Koizumi Cabinet has taken dangerous first step fully into U.S. Missile Defense System -- Akahata editorial, June 26, 2001
In his talks with U.S. Secretary of Defense Donald Rumsfeld in Washington, Defense Agency Director General Nakatani Gen said that he has in mind a theater missile defense (TMD) system to be operated on Japan's own for its national defense. Prime Minister Koizumi Jun'ichiro endorsed this statement.
This means that the Koizumi Cabinet, which has expressed its "understanding" of the U.S. Bush Administration's "missile defense initiative," is now moving toward participating in it.
U.S. demand on Japan
The U.S. missile defense system is designed to pick up enemy missiles immediately after they are fired or in outer space and shoot them down. Not only Russia and China but also U.S. allies in Europe have expressed their opposition to and concern about the missile shield that would escalate the arms race.
Japan, which has a constitution prohibiting the threat or use of force is constitutionally banned from participating in such a system.
The Japanese government in December 1998, however, decided to proceed with a Japan-U.S. joint technological research project of TMD, saying that a decision on TMD development and deployment should be a matter separate from research. This is a distorted interpretation that anything short of direct participation is constitutional. Prime Minister Koizumi recently said that research is unrelated to development.
Japan's Defense Agency director general said to the U.S. secretary of defense that if the system is to come into Japan's possession, Japan would operate it on its own.
In his talks with Japan's Nakatani, the U.S. secretary of defense reiterated the U.S. policy of proceeding with TMD as part of national missile defense (NMD) to cover the whole of the U.S.A.
In the U.S. missile defense program, the important need is to immediately pick up and counter enemy missiles during their assent after being fired. This means that U.S. missiles will be fired to shoot down foreign missiles even when it is not known where such missiles are targeted.
Nakatani tries to distinguish the TMD from the NMD in order to describe Japan's participation in the TMD as serving Japan's defense.
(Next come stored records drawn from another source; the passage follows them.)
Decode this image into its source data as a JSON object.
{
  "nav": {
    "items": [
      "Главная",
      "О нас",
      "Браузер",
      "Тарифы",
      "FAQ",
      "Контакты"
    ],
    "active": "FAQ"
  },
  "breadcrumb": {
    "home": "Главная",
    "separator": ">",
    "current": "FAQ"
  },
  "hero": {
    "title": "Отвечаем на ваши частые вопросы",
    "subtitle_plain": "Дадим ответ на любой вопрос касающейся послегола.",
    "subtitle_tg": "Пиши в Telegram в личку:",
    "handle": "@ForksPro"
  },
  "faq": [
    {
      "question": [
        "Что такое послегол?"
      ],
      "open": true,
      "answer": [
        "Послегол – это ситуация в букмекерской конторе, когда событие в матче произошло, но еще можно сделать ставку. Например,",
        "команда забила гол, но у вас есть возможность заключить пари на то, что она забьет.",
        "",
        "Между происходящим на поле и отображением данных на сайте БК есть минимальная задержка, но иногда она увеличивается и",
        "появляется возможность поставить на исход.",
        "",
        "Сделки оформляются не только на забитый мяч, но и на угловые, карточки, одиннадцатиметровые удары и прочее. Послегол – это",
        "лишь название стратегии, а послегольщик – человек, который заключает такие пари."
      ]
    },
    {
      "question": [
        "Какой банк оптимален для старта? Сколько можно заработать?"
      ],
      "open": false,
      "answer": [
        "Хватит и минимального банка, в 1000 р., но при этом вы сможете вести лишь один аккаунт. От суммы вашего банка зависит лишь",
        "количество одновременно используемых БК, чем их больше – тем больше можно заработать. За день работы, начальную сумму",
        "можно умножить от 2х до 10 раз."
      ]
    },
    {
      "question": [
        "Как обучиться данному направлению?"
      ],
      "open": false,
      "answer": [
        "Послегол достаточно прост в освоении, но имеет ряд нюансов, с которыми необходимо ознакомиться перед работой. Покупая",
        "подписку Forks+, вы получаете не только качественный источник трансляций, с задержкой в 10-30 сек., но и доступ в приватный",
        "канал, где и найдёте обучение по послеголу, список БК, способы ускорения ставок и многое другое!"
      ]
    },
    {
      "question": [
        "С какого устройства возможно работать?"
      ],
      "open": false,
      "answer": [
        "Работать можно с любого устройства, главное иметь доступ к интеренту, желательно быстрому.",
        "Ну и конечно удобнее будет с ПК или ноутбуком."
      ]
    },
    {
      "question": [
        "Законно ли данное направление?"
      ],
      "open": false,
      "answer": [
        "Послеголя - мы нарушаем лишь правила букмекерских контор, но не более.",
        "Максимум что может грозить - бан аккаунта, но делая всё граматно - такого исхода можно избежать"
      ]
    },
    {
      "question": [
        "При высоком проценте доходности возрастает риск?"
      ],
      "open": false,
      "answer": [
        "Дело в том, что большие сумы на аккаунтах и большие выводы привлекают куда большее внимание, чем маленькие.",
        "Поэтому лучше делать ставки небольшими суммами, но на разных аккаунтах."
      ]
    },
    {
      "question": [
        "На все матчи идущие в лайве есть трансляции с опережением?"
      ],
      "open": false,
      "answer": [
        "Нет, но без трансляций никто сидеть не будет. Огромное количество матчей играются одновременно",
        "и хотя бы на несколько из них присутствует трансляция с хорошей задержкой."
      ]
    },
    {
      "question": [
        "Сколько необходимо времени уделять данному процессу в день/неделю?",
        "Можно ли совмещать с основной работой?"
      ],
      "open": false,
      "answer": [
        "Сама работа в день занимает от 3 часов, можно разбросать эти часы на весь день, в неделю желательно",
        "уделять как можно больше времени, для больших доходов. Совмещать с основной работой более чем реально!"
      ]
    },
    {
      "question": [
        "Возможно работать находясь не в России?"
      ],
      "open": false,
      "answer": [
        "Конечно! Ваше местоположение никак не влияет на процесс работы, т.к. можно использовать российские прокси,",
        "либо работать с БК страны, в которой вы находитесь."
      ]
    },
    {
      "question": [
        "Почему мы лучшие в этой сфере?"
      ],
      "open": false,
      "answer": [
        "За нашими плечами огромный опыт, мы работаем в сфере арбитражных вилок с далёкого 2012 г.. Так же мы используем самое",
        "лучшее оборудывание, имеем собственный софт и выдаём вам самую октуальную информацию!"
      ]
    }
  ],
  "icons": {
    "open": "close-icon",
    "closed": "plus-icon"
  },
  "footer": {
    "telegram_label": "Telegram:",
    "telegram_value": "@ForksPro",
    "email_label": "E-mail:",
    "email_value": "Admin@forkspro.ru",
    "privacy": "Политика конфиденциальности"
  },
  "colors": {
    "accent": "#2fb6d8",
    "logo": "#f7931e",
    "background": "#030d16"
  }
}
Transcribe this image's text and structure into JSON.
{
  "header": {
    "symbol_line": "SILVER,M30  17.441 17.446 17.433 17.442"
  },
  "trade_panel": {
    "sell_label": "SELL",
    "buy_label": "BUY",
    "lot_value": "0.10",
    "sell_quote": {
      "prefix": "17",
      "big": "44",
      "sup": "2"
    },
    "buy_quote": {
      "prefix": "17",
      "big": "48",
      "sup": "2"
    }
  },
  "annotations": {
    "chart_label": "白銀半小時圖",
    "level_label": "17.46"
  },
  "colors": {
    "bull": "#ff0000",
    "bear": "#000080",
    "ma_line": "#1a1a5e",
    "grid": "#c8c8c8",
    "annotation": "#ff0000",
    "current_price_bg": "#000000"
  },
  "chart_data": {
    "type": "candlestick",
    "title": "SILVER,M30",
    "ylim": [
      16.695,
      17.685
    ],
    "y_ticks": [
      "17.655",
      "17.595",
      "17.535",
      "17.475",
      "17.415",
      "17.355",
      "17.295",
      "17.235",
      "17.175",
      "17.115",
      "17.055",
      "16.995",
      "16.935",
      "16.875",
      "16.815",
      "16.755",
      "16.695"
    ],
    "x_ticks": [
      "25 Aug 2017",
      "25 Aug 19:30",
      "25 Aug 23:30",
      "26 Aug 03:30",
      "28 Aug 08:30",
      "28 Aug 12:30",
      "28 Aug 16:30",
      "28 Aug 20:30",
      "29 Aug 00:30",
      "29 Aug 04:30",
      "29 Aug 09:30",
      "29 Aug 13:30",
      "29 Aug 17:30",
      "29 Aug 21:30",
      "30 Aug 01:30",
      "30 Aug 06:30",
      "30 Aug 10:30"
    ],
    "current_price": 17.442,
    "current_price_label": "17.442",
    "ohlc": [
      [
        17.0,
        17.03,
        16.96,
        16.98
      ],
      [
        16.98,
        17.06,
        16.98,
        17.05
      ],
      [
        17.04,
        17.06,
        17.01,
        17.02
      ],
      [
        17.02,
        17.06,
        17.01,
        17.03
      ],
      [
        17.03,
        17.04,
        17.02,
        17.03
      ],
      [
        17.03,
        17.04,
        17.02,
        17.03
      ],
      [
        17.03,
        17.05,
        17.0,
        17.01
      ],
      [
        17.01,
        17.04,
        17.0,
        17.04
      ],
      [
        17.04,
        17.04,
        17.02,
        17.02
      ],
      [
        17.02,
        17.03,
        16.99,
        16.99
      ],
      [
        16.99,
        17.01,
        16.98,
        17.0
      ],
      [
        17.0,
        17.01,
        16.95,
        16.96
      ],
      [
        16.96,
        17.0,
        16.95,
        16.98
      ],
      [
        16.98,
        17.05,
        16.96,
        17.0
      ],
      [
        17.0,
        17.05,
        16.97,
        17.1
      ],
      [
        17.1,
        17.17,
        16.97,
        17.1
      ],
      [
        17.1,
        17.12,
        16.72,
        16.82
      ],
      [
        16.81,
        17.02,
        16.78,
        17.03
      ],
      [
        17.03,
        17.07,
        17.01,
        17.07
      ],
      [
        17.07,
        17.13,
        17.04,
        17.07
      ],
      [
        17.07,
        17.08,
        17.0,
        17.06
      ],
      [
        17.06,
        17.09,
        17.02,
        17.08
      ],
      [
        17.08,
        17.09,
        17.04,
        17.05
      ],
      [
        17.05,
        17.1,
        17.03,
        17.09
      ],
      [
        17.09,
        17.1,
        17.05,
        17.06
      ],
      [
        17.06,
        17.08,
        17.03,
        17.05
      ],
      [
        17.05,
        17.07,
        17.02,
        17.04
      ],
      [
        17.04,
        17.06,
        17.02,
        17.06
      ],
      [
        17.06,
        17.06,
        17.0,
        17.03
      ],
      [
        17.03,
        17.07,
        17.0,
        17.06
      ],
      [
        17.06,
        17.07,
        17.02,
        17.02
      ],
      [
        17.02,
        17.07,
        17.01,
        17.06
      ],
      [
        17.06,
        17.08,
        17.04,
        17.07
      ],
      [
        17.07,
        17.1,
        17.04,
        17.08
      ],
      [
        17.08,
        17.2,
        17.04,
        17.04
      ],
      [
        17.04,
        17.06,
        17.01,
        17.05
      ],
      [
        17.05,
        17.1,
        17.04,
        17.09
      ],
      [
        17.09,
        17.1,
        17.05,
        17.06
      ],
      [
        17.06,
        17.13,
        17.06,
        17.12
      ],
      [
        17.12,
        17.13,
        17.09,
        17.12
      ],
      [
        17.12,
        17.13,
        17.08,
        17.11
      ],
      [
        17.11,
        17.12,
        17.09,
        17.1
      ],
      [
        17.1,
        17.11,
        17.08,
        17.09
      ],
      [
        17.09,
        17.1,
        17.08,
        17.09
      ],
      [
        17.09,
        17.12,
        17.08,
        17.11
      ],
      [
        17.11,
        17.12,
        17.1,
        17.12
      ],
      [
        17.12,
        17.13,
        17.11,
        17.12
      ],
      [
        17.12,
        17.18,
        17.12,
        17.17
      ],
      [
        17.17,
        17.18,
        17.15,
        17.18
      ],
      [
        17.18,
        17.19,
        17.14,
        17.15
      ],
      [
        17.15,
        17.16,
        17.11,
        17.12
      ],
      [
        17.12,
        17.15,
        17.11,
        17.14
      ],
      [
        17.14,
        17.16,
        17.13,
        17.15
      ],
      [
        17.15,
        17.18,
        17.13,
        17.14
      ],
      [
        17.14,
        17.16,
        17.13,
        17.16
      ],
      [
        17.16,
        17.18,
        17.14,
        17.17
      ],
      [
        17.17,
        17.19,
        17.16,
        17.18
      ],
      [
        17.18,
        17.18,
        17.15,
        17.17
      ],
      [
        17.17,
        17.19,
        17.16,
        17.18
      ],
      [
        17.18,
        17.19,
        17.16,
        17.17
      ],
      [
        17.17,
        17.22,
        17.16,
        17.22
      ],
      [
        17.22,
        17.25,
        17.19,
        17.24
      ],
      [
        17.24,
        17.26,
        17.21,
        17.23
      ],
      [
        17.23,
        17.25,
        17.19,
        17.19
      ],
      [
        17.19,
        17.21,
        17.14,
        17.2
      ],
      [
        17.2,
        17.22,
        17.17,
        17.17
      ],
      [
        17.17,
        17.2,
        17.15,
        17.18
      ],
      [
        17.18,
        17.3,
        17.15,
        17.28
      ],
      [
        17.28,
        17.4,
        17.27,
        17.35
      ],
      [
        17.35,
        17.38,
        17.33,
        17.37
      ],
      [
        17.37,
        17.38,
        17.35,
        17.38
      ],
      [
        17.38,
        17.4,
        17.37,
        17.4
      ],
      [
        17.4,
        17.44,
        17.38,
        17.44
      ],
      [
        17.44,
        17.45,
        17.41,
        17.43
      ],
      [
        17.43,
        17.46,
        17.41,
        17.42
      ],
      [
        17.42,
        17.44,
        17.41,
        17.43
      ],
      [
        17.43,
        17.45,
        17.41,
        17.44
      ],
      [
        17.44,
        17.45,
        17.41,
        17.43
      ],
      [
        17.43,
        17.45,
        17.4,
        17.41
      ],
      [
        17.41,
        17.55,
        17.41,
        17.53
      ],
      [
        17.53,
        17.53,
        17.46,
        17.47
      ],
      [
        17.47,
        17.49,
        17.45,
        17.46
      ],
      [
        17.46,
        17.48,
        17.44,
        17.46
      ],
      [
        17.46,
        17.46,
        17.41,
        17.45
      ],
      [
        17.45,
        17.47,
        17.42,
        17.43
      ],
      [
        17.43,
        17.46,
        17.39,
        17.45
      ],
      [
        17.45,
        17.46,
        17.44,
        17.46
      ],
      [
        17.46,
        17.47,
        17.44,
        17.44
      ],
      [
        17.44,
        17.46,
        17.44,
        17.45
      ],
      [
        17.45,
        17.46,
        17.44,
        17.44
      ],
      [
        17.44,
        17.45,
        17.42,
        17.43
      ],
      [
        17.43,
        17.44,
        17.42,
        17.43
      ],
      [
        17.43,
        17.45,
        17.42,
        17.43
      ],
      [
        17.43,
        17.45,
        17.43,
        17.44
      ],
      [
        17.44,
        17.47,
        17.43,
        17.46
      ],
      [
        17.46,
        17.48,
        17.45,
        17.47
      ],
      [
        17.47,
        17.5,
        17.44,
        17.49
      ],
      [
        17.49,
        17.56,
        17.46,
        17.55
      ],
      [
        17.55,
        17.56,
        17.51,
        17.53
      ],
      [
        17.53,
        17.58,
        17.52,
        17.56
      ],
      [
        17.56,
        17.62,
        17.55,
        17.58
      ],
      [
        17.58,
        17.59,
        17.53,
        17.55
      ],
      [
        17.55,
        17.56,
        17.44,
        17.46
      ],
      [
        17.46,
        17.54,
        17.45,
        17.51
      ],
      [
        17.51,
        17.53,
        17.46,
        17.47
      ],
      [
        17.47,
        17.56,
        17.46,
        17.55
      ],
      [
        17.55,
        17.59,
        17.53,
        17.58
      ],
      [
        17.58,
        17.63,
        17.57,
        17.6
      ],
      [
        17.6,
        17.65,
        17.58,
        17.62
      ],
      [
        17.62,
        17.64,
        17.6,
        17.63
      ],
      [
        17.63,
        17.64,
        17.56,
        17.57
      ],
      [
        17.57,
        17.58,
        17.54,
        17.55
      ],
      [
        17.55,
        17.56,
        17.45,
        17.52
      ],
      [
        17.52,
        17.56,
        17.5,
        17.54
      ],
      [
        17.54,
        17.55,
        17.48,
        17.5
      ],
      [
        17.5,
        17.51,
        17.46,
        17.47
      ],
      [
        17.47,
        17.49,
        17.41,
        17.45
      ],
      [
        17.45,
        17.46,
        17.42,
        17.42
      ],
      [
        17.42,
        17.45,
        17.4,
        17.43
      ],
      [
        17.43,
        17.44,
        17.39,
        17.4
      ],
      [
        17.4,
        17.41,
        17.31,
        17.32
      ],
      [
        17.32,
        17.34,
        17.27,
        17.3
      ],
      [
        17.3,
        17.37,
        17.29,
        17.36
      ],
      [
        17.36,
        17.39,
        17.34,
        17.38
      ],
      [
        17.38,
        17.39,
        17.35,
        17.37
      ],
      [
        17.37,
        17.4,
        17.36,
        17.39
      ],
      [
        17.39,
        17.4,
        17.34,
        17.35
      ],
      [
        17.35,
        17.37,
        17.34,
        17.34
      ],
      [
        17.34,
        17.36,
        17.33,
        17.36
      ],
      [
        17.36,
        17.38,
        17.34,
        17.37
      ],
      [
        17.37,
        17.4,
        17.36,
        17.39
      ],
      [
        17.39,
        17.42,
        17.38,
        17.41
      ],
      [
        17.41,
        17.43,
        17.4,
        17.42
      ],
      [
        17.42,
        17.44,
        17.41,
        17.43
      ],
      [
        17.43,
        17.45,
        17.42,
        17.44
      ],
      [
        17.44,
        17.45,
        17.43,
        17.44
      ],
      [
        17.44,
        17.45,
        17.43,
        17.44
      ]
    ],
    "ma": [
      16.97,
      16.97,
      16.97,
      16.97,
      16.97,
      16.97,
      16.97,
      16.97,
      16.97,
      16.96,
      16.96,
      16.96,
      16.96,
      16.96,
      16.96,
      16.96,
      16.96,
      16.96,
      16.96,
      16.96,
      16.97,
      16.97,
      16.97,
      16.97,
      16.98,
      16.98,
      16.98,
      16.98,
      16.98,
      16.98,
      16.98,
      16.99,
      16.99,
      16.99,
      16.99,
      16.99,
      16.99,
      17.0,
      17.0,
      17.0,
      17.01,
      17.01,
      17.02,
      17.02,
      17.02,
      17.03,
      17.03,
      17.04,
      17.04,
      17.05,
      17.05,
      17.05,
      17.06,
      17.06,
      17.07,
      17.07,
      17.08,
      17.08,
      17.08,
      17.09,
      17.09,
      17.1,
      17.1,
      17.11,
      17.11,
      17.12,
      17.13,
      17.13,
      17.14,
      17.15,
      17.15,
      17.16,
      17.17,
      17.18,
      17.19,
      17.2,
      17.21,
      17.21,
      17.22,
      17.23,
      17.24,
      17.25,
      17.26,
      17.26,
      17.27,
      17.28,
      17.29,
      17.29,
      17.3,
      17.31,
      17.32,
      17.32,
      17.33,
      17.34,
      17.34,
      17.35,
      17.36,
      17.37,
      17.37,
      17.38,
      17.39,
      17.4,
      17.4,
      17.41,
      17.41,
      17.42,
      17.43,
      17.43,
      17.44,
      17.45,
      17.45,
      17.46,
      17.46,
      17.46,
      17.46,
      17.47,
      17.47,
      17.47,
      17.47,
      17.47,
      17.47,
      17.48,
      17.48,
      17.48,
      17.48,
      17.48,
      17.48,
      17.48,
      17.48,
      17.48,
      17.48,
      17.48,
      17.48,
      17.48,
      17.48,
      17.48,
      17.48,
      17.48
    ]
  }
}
But it is inevitable that Japan will be asked to play a role in the U.S. missile defense network.
Why does Japan have to participate in such a dangerous military plan at a time when many countries are expressing their opposition to and deep concerns about the missile shield ?
The thing is that this forms an important part of the U.S. Bush Administration's demand on Japan for a strengthened Japan-U.S. military alliance.
The special report the bipartisan study group of the U.S. National Defense University led by Richard Armitage, now U.S. Deputy Secretary of State (October 2000), called on Japan to exercise the right to collective self-defense.
The report said that Japan should send its Self-Defense Forces abroad to participate in U.S. wars under the Japan-U.S. Defense Cooperation Guidelines as well as expand areas of cooperation to include the U.S. missile defense initiative.
Nakatani made these remarks to U.S. Secretary of Defense Rumsfeld not just as a casual idea; he faithfully represented the Koizumi Cabinet which is faithful to U.S. strategy.
We must face up to this real danger
Prime Minister Koizumi argues that Japan should exercise the right to collective self-defense and that the Constitution's Article 9 be removed to enable Japan to do so on the grounds that the need is for Japan to act with the U.S. when the latter is attacked.
What the Koizumi Cabinet is doing in the name of "reforms" is to involve Japan in U.S. military strategy which has aroused strong opposition internationally. It is something which even the past Liberal Democratic Party governments could not do.
We must raise the alarm about the dangerous aim of the Koizumi Cabinet's plan and prevent Japan from taking part in the outrageous military program which is clearly unconstitutional. (end)